An innovative new grant program for fighting forest loss is putting project design and funding decisions in the hands of indigenous peoples and local communities and giving them the power to set priorities and implement programs aimed at conserving their natural environment.
Several members of forest communities say they see it as a unifying platform they can use to make their voices heard and to tackle forest loss and climate change on their own terms.
The program, called the Dedicated Grant Mechanism (DGM), is financed by the Climate Investment Funds as a special initiative of the Forest Investment Program and was recently approved by the World Bank Board of Directors. It will be implemented at both global and national levels in countries implementing the Forest Investment Program.
“We have never had this kind of program before … we have the ownership of this program,” said Mina Setra, from Aliansi Masyarakat Adat Nusantara (AMAN), one of the largest organizations of Indigenous Peoples in Indonesia, who represents the Kalimantan region of Indonesia on the DGM national steering committee. “I think this is a good opportunity for Indigenous Peoples to exercise our capacities in managing programs and also funding. That is what is unique about the dedicated grant mechanism.”

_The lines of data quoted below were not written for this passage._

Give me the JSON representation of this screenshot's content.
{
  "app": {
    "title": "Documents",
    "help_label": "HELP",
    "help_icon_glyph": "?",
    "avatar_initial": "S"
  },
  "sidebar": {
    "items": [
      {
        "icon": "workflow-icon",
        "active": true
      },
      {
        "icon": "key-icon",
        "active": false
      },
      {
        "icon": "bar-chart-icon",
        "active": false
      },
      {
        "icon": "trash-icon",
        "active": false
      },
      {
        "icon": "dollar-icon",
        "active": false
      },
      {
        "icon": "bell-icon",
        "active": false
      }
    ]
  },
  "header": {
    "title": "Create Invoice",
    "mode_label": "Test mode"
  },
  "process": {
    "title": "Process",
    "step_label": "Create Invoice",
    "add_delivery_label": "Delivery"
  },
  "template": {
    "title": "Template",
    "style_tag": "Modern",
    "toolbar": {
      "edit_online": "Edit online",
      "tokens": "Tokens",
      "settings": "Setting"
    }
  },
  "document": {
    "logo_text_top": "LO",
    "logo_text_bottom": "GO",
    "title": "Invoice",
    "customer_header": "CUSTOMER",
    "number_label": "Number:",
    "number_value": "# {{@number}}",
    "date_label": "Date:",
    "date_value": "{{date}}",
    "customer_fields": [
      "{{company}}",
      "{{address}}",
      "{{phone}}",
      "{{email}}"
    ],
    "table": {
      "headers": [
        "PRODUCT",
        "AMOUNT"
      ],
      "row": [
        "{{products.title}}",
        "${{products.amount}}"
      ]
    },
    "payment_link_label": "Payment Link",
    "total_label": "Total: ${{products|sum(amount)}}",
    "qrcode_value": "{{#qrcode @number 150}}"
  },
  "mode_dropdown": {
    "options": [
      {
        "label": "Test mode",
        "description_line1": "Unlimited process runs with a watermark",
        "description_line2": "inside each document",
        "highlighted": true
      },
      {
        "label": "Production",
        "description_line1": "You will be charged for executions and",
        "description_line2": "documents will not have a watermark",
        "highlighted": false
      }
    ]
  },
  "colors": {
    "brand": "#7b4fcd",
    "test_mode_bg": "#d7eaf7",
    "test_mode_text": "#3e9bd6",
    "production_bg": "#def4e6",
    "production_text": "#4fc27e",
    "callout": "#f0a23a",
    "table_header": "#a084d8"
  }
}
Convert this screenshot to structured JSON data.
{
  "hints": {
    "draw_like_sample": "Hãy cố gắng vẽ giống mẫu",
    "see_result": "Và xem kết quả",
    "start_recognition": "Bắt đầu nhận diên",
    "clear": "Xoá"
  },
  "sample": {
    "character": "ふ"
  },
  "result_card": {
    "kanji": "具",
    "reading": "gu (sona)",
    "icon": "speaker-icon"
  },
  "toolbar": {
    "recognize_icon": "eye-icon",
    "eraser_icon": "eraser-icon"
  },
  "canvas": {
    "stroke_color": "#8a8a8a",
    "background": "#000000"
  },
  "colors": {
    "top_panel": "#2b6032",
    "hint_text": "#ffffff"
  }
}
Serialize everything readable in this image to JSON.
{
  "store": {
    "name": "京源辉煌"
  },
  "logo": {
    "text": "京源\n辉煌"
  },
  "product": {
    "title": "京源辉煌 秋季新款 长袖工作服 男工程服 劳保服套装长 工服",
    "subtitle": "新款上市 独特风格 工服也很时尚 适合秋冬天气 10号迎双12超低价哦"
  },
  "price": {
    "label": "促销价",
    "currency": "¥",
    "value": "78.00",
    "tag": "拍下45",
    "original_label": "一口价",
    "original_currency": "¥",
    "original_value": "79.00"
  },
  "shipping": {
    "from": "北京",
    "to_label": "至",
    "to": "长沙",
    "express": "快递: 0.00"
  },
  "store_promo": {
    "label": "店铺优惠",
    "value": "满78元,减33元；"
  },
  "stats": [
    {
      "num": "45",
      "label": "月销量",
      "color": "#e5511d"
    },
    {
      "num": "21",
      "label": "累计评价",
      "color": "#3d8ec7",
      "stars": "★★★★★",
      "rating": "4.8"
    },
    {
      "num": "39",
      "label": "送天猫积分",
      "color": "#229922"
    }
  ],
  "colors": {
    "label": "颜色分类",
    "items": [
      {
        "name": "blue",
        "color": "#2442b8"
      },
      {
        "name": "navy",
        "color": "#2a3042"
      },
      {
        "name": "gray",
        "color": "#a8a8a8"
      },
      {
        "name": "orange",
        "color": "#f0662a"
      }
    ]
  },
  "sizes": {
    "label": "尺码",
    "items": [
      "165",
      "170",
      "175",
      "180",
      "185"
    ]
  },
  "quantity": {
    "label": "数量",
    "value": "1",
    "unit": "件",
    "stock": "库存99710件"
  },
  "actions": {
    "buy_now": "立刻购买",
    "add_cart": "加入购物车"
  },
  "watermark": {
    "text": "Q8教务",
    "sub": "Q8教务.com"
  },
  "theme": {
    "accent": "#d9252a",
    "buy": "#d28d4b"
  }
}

Designed by and for Indigenous Peoples and local communities
Forests play an important role in our world. They help combat climate change by absorbing about 15 percent of the planet’s greenhouse gas emissions and also provide economic, social and environmental services – from creating jobs to providing housing and food to protecting the watershed. An estimated 1.3 billion people, or nearly 20 percent of the world’s population, rely on forests and forest products for their livelihoods.
But forest-dependent communities are among the most marginalized in the world, with the majority living on less than $1.25 per day. And deforestation not only damages their surroundings, but it also adds to the carbon footprint.
World Bank Group Vice President and Special Envoy for Climate Change Rachel Kyte welcomed the Board’s approval of the new program. “This global mechanism fully recognizes the vital role communities play in the stewardship of forests and is the first to ensure that indigenous people and forest dependent communities will design, implement and govern the program according to their own priorities,” Kyte said.
Designed by and for Indigenous Peoples and local communities, the DGM has two components: country-specific projects and a global learning and exchange project that links all the country projects and serves as a global outreach platform.
Funding agroforestry in the Cerrado
So far, funding has been approved for the global learning project (nearly $5 million) and for the first of the country series in Brazil, where $6.5 million was approved for a project in the Cerrado region, a massive expanse of wooded grasslands that makes up more than 20 percent of Brazil. That money will be used in part to help finance agroforestry initiatives based on native and adapted fruits, to help pay for processing units for agriculture and non-timber forest products and also to help with production and commercialization of handicrafts.